With that in mind, we ought to mention the European integration process, for it captures much of what we have been discussing here. The EU is an international organisation that draws its legitimacy from treaties that are signed and ratified by its member countries. Without going into the specifics, the treaties are the Union’s de facto constitution, while the EU practically works like a federation. In general terms, the EU gains competences from its underlying international agreements. And this distribution of competences basically means that power is, at least in principle, transferred from the national to the supranational level. That is why the most common objection to the EU is that it takes away the nation’s sovereignty. Because indeed that is the case, though only insofar as headline sovereignty is concerned.
This is where things become nuanced. While it may appear that nations are losing power, the truth is that they are gaining access to venues that were theretofore unavailable. For instance, the euro limits each country’s monetary sovereignty. On the flip-side though, it provides qualities such as predictability, reduced transaction costs, higher chances of fostering cross-country trade, and so on. Depending on the policy and the context under consideration, it can be argued that while the euro reduces headline sovereignty it grows the potential of effective sovereignty. The same can be said for virtually every aspect of the European integration process.
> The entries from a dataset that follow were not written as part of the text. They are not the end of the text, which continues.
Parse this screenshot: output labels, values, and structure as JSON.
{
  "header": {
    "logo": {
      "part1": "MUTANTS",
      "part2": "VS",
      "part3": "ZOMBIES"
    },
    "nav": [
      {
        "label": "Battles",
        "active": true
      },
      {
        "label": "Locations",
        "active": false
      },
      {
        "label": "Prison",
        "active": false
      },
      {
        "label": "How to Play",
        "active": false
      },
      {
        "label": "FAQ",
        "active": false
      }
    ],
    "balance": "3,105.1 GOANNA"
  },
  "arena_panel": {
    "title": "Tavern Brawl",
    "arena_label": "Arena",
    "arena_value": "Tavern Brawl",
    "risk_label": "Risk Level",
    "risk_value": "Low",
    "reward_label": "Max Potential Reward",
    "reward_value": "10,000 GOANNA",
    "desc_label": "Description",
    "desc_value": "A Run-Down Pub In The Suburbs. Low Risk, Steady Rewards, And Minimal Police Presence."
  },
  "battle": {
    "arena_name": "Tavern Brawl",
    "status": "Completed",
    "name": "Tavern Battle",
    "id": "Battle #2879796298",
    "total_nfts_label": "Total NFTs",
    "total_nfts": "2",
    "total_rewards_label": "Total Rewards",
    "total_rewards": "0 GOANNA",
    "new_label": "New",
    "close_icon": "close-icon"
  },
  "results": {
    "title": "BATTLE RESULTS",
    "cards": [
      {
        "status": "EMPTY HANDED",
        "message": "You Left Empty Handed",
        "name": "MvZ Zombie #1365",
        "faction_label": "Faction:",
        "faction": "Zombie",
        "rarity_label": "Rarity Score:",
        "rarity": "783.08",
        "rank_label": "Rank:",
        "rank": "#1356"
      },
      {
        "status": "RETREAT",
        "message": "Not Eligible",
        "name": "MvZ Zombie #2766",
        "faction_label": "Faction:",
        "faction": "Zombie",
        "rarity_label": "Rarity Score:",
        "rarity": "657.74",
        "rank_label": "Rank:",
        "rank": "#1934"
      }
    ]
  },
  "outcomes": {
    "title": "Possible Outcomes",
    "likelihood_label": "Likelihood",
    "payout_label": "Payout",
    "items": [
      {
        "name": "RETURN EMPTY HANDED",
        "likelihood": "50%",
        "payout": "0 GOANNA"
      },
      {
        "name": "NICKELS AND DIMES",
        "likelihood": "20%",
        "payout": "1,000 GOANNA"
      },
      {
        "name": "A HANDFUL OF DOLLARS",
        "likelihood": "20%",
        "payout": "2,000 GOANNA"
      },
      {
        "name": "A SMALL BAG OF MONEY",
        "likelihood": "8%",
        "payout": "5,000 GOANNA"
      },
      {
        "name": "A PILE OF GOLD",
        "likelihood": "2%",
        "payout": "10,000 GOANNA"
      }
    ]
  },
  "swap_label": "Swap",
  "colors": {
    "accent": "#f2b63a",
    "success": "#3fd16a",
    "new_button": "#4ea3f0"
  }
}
Sovereignty is not absolute
The gist is that we cannot afford to think of sovereignty as monolithic or static and absolute. That is a method that is guaranteed to lead to erroneous findings. Instead, we can apply the distinction between headline and effective sovereignty. It helps be more eclectic and maintain a more refined theoretical framework for understanding phenomena.
The implication of applying the conceptual bifurcation I am suggesting, is that it becomes nearly impossible to deliver definitive judgements on the propriety or general qualitative features of instances of international relations. The analysis has to account for the specifics. It needs to be holistic. And it most certainly cannot remain fixed on a static worldview that sees nation states as silos of sorts, where supreme political authority is necessarily limited to their own borders.
As such, the conclusion to this seminar must be rather anti-climactic: to evaluate international relations, we need to understand the intricacies of sovereignty, and then we need to engage in a case-by-case study, knowing that our judgements are dependent on the particularities.
That is it. Thank you very much for your attention.
This seminar was produced using only free and open source software.